* [BRIEF]
For each line below that holds the string "desc", add one to a tally; report that tally alone.

* [RECORDS TO USE]
************

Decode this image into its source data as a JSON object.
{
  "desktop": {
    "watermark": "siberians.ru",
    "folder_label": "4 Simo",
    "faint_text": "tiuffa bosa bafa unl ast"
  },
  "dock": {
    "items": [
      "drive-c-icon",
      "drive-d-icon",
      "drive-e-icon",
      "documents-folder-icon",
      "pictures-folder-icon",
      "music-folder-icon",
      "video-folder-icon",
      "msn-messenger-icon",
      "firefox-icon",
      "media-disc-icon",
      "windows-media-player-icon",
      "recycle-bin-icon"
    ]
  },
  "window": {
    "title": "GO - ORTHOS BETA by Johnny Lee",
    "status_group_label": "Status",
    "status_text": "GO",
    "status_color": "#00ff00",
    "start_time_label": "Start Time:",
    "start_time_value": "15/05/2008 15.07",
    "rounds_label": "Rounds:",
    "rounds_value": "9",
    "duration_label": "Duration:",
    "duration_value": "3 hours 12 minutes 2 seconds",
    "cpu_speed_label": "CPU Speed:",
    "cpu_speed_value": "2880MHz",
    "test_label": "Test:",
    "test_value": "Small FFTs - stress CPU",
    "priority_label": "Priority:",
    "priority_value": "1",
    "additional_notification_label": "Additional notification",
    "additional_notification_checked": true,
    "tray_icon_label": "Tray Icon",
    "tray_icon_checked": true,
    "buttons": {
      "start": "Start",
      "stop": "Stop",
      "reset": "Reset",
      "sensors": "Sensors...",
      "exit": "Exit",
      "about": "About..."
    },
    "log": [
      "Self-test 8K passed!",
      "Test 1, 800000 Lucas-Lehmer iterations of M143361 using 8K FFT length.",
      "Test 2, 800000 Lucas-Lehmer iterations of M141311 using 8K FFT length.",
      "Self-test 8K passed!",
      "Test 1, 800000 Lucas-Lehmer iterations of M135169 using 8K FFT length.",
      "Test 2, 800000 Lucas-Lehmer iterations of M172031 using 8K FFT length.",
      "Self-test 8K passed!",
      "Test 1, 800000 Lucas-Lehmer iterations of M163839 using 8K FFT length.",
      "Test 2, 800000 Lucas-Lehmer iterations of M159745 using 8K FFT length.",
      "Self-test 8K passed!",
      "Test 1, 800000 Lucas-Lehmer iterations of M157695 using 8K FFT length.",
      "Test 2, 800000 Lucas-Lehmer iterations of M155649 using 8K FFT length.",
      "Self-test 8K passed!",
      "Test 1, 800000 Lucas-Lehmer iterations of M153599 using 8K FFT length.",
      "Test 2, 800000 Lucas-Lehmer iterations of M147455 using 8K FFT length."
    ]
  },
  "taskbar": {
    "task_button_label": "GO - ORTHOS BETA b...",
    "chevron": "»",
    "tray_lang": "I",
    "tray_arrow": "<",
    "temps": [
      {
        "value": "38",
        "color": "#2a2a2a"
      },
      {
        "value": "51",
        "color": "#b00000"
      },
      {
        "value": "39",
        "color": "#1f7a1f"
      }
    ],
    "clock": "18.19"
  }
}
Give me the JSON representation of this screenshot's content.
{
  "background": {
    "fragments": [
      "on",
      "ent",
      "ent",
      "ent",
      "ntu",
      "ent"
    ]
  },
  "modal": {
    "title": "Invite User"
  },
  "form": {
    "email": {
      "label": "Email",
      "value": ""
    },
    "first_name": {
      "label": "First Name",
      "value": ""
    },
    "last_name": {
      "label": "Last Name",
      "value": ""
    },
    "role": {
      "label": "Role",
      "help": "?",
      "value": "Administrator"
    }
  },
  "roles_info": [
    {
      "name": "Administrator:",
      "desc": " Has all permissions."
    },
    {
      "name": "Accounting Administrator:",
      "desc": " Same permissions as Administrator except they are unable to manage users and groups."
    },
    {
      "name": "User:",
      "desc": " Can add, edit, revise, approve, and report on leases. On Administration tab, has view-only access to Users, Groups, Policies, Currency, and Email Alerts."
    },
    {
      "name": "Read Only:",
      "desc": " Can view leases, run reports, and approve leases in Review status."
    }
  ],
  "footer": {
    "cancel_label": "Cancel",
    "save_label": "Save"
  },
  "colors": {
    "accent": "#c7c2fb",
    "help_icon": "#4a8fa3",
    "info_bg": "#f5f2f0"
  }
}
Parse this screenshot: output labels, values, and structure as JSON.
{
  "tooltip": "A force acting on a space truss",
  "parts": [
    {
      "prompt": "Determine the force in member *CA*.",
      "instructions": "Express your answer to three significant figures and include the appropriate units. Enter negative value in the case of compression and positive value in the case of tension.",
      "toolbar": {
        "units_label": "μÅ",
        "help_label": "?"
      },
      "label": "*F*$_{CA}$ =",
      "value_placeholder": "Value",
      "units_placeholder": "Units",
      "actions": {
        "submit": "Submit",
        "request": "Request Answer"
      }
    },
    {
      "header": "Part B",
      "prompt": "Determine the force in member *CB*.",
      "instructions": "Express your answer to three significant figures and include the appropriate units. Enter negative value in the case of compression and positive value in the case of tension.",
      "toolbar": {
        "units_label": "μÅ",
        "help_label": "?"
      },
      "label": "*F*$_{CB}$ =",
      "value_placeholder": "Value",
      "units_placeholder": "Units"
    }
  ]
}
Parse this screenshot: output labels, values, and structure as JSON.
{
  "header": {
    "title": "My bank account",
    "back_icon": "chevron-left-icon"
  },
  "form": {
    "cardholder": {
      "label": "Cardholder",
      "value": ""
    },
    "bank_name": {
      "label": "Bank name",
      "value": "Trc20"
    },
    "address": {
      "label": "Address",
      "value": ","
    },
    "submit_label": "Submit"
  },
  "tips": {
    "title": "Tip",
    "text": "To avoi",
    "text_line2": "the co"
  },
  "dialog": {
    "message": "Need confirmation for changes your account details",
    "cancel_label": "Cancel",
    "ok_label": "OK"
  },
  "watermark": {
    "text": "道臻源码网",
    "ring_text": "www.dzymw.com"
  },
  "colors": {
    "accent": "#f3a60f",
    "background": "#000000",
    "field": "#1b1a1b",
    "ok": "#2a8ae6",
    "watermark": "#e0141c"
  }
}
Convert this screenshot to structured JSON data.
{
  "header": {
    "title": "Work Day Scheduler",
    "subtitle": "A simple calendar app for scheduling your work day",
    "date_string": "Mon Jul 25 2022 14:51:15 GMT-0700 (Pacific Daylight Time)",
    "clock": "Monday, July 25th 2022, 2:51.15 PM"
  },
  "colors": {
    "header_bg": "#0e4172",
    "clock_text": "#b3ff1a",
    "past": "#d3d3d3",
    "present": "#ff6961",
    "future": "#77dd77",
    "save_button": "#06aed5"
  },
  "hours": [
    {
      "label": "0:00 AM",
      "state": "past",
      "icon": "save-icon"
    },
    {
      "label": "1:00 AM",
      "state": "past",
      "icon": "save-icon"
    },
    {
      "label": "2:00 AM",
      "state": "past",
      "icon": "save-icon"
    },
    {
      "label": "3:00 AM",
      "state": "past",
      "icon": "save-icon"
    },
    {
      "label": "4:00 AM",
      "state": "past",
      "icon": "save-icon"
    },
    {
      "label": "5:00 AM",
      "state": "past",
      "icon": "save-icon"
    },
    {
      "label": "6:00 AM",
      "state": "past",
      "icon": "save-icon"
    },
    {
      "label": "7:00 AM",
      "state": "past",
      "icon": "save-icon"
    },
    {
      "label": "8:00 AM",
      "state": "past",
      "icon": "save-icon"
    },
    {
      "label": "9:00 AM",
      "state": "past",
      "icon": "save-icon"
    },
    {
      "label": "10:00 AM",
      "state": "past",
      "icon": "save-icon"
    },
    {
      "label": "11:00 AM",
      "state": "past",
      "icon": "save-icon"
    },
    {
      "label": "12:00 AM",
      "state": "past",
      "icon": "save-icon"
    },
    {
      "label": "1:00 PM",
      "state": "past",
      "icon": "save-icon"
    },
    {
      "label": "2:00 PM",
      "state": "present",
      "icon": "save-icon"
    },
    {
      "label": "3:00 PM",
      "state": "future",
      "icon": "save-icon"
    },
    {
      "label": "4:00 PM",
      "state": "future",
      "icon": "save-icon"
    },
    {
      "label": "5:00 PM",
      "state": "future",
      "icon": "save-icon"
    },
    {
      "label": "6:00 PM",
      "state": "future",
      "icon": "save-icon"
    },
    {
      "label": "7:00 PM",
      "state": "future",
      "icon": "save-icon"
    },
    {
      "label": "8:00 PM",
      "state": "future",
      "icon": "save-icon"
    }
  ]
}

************

* [RESULT OF THE TASK]
4